▸ **PROBLEM DESCRIPTION**: The required answer is an exact copy of the records below, without pictures.

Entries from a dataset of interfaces

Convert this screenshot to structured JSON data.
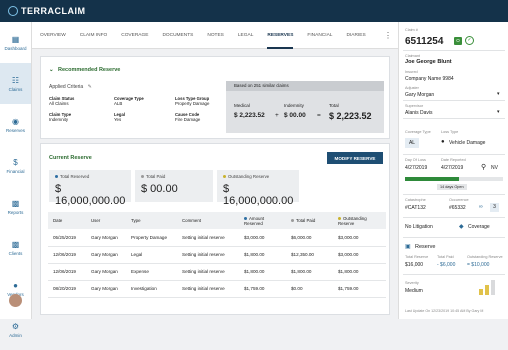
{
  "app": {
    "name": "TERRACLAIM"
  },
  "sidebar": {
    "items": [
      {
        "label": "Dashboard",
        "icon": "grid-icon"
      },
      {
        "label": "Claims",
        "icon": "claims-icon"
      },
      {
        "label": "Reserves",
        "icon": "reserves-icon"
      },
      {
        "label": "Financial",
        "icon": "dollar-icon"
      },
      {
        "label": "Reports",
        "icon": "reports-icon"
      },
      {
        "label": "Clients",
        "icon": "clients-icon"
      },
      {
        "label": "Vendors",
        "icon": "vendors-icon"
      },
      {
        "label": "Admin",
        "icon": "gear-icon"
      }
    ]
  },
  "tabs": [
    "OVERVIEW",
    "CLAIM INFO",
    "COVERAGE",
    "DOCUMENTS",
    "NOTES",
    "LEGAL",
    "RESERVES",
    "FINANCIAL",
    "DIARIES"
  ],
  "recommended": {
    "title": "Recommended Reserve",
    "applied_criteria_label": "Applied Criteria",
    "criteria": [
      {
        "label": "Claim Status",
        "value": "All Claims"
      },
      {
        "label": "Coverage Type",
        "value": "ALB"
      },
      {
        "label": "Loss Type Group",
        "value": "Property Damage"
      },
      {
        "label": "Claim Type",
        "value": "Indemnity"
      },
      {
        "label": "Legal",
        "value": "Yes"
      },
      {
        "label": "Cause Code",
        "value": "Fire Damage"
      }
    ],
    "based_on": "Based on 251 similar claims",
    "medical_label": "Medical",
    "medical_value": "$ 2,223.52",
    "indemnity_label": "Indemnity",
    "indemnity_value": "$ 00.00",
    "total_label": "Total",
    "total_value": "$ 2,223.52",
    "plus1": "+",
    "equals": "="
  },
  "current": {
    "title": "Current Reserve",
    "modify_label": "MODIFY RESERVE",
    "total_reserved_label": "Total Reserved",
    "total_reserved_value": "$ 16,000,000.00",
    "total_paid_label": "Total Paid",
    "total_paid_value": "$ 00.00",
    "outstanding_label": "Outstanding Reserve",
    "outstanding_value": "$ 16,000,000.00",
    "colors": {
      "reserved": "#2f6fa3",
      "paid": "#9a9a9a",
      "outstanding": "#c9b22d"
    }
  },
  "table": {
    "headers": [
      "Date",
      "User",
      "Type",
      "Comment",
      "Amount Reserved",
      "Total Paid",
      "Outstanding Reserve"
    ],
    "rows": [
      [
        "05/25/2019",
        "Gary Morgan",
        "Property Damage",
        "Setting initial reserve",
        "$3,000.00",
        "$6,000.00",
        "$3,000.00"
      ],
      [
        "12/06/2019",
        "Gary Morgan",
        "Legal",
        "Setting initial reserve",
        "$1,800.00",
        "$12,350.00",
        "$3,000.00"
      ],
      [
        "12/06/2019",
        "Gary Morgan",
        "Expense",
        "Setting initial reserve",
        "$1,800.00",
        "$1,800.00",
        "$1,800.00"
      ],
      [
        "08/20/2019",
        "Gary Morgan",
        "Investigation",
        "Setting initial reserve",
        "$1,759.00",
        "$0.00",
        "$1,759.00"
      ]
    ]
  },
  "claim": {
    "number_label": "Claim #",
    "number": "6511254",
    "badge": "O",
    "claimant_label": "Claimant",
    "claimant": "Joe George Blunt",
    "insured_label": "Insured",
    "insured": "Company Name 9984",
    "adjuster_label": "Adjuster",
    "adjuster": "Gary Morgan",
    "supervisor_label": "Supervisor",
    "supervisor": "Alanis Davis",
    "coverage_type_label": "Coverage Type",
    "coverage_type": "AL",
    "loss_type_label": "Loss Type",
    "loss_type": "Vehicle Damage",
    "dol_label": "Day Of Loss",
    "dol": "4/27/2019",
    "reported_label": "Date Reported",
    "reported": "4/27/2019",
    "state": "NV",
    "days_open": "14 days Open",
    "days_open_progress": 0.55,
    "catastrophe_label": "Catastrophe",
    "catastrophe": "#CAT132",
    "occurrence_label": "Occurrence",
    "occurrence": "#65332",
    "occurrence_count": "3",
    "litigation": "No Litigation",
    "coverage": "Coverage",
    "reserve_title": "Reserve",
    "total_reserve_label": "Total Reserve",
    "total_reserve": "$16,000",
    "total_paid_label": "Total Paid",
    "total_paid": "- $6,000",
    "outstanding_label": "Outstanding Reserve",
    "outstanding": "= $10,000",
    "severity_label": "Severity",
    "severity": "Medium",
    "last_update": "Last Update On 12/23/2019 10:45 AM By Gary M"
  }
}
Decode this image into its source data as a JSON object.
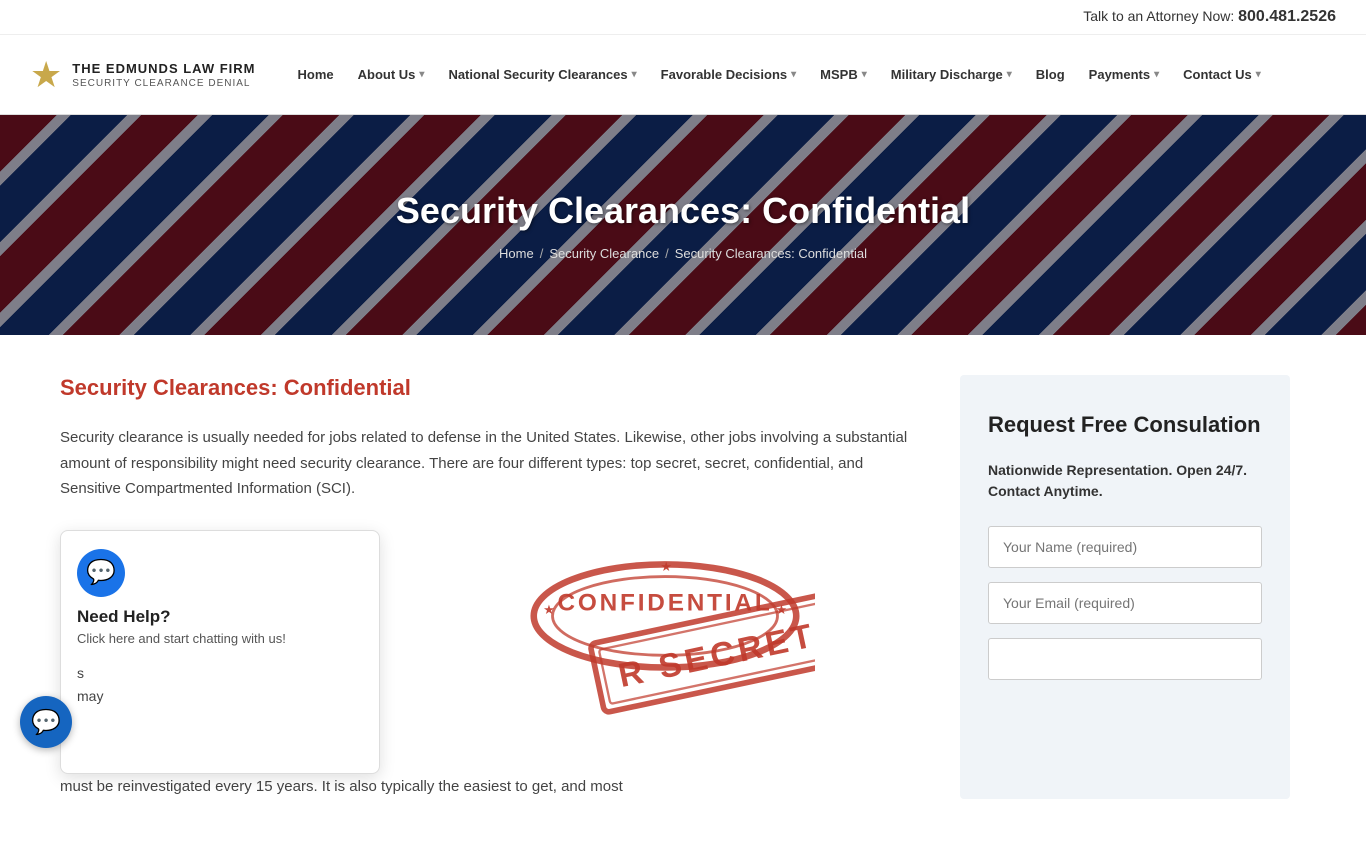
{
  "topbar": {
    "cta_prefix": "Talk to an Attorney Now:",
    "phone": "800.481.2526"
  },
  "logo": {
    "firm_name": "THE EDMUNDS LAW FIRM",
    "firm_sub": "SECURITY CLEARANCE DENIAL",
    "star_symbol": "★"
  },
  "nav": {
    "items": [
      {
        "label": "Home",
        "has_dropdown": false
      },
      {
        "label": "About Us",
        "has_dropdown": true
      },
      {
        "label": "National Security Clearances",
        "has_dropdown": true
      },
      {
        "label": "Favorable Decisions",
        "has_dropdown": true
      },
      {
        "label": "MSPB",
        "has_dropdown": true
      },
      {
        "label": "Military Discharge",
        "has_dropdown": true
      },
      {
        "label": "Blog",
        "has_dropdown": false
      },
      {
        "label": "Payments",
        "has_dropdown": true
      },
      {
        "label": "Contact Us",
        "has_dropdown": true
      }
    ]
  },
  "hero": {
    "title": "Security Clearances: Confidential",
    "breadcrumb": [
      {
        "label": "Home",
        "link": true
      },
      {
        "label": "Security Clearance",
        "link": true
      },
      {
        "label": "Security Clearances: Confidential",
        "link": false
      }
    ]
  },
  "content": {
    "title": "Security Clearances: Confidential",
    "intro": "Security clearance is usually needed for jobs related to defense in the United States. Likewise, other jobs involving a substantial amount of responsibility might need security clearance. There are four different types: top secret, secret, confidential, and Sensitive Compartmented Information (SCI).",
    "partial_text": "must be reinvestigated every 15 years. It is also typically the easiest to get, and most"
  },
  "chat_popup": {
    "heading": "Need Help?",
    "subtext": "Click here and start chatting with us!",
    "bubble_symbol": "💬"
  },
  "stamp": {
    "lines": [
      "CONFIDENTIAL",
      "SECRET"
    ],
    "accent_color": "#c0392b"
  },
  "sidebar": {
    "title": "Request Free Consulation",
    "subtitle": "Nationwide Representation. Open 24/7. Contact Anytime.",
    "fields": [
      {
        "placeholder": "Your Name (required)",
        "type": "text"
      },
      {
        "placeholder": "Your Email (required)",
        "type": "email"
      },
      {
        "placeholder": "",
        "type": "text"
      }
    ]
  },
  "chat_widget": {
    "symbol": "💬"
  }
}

▸ **EXPECTED OUTPUT**:
Convert this screenshot to structured JSON data.
{
  "app": {
    "name": "TERRACLAIM"
  },
  "sidebar": {
    "items": [
      {
        "label": "Dashboard",
        "icon": "grid-icon"
      },
      {
        "label": "Claims",
        "icon": "claims-icon"
      },
      {
        "label": "Reserves",
        "icon": "reserves-icon"
      },
      {
        "label": "Financial",
        "icon": "dollar-icon"
      },
      {
        "label": "Reports",
        "icon": "reports-icon"
      },
      {
        "label": "Clients",
        "icon": "clients-icon"
      },
      {
        "label": "Vendors",
        "icon": "vendors-icon"
      },
      {
        "label": "Admin",
        "icon": "gear-icon"
      }
    ]
  },
  "tabs": [
    "OVERVIEW",
    "CLAIM INFO",
    "COVERAGE",
    "DOCUMENTS",
    "NOTES",
    "LEGAL",
    "RESERVES",
    "FINANCIAL",
    "DIARIES"
  ],
  "recommended": {
    "title": "Recommended Reserve",
    "applied_criteria_label": "Applied Criteria",
    "criteria": [
      {
        "label": "Claim Status",
        "value": "All Claims"
      },
      {
        "label": "Coverage Type",
        "value": "ALB"
      },
      {
        "label": "Loss Type Group",
        "value": "Property Damage"
      },
      {
        "label": "Claim Type",
        "value": "Indemnity"
      },
      {
        "label": "Legal",
        "value": "Yes"
      },
      {
        "label": "Cause Code",
        "value": "Fire Damage"
      }
    ],
    "based_on": "Based on 251 similar claims",
    "medical_label": "Medical",
    "medical_value": "$ 2,223.52",
    "indemnity_label": "Indemnity",
    "indemnity_value": "$ 00.00",
    "total_label": "Total",
    "total_value": "$ 2,223.52",
    "plus1": "+",
    "equals": "="
  },
  "current": {
    "title": "Current Reserve",
    "modify_label": "MODIFY RESERVE",
    "total_reserved_label": "Total Reserved",
    "total_reserved_value": "$ 16,000,000.00",
    "total_paid_label": "Total Paid",
    "total_paid_value": "$ 00.00",
    "outstanding_label": "Outstanding Reserve",
    "outstanding_value": "$ 16,000,000.00",
    "colors": {
      "reserved": "#2f6fa3",
      "paid": "#9a9a9a",
      "outstanding": "#c9b22d"
    }
  },
  "table": {
    "headers": [
      "Date",
      "User",
      "Type",
      "Comment",
      "Amount Reserved",
      "Total Paid",
      "Outstanding Reserve"
    ],
    "rows": [
      [
        "05/25/2019",
        "Gary Morgan",
        "Property Damage",
        "Setting initial reserve",
        "$3,000.00",
        "$6,000.00",
        "$3,000.00"
      ],
      [
        "12/06/2019",
        "Gary Morgan",
        "Legal",
        "Setting initial reserve",
        "$1,800.00",
        "$12,350.00",
        "$3,000.00"
      ],
      [
        "12/06/2019",
        "Gary Morgan",
        "Expense",
        "Setting initial reserve",
        "$1,800.00",
        "$1,800.00",
        "$1,800.00"
      ],
      [
        "08/20/2019",
        "Gary Morgan",
        "Investigation",
        "Setting initial reserve",
        "$1,759.00",
        "$0.00",
        "$1,759.00"
      ]
    ]
  },
  "claim": {
    "number_label": "Claim #",
    "number": "6511254",
    "badge": "O",
    "claimant_label": "Claimant",
    "claimant": "Joe George Blunt",
    "insured_label": "Insured",
    "insured": "Company Name 9984",
    "adjuster_label": "Adjuster",
    "adjuster": "Gary Morgan",
    "supervisor_label": "Supervisor",
    "supervisor": "Alanis Davis",
    "coverage_type_label": "Coverage Type",
    "coverage_type": "AL",
    "loss_type_label": "Loss Type",
    "loss_type": "Vehicle Damage",
    "dol_label": "Day Of Loss",
    "dol": "4/27/2019",
    "reported_label": "Date Reported",
    "reported": "4/27/2019",
    "state": "NV",
    "days_open": "14 days Open",
    "days_open_progress": 0.55,
    "catastrophe_label": "Catastrophe",
    "catastrophe": "#CAT132",
    "occurrence_label": "Occurrence",
    "occurrence": "#65332",
    "occurrence_count": "3",
    "litigation": "No Litigation",
    "coverage": "Coverage",
    "reserve_title": "Reserve",
    "total_reserve_label": "Total Reserve",
    "total_reserve": "$16,000",
    "total_paid_label": "Total Paid",
    "total_paid": "- $6,000",
    "outstanding_label": "Outstanding Reserve",
    "outstanding": "= $10,000",
    "severity_label": "Severity",
    "severity": "Medium",
    "last_update": "Last Update On 12/23/2019 10:45 AM By Gary M"
  }
}
Decode this image into its source data as a JSON object.
{
  "topbar": {
    "cta_prefix": "Talk to an Attorney Now:",
    "phone": "800.481.2526"
  },
  "logo": {
    "firm_name": "THE EDMUNDS LAW FIRM",
    "firm_sub": "SECURITY CLEARANCE DENIAL",
    "star_symbol": "★"
  },
  "nav": {
    "items": [
      {
        "label": "Home",
        "has_dropdown": false
      },
      {
        "label": "About Us",
        "has_dropdown": true
      },
      {
        "label": "National Security Clearances",
        "has_dropdown": true
      },
      {
        "label": "Favorable Decisions",
        "has_dropdown": true
      },
      {
        "label": "MSPB",
        "has_dropdown": true
      },
      {
        "label": "Military Discharge",
        "has_dropdown": true
      },
      {
        "label": "Blog",
        "has_dropdown": false
      },
      {
        "label": "Payments",
        "has_dropdown": true
      },
      {
        "label": "Contact Us",
        "has_dropdown": true
      }
    ]
  },
  "hero": {
    "title": "Security Clearances: Confidential",
    "breadcrumb": [
      {
        "label": "Home",
        "link": true
      },
      {
        "label": "Security Clearance",
        "link": true
      },
      {
        "label": "Security Clearances: Confidential",
        "link": false
      }
    ]
  },
  "content": {
    "title": "Security Clearances: Confidential",
    "intro": "Security clearance is usually needed for jobs related to defense in the United States. Likewise, other jobs involving a substantial amount of responsibility might need security clearance. There are four different types: top secret, secret, confidential, and Sensitive Compartmented Information (SCI).",
    "partial_text": "must be reinvestigated every 15 years. It is also typically the easiest to get, and most"
  },
  "chat_popup": {
    "heading": "Need Help?",
    "subtext": "Click here and start chatting with us!",
    "bubble_symbol": "💬"
  },
  "stamp": {
    "lines": [
      "CONFIDENTIAL",
      "SECRET"
    ],
    "accent_color": "#c0392b"
  },
  "sidebar": {
    "title": "Request Free Consulation",
    "subtitle": "Nationwide Representation. Open 24/7. Contact Anytime.",
    "fields": [
      {
        "placeholder": "Your Name (required)",
        "type": "text"
      },
      {
        "placeholder": "Your Email (required)",
        "type": "email"
      },
      {
        "placeholder": "",
        "type": "text"
      }
    ]
  },
  "chat_widget": {
    "symbol": "💬"
  }
}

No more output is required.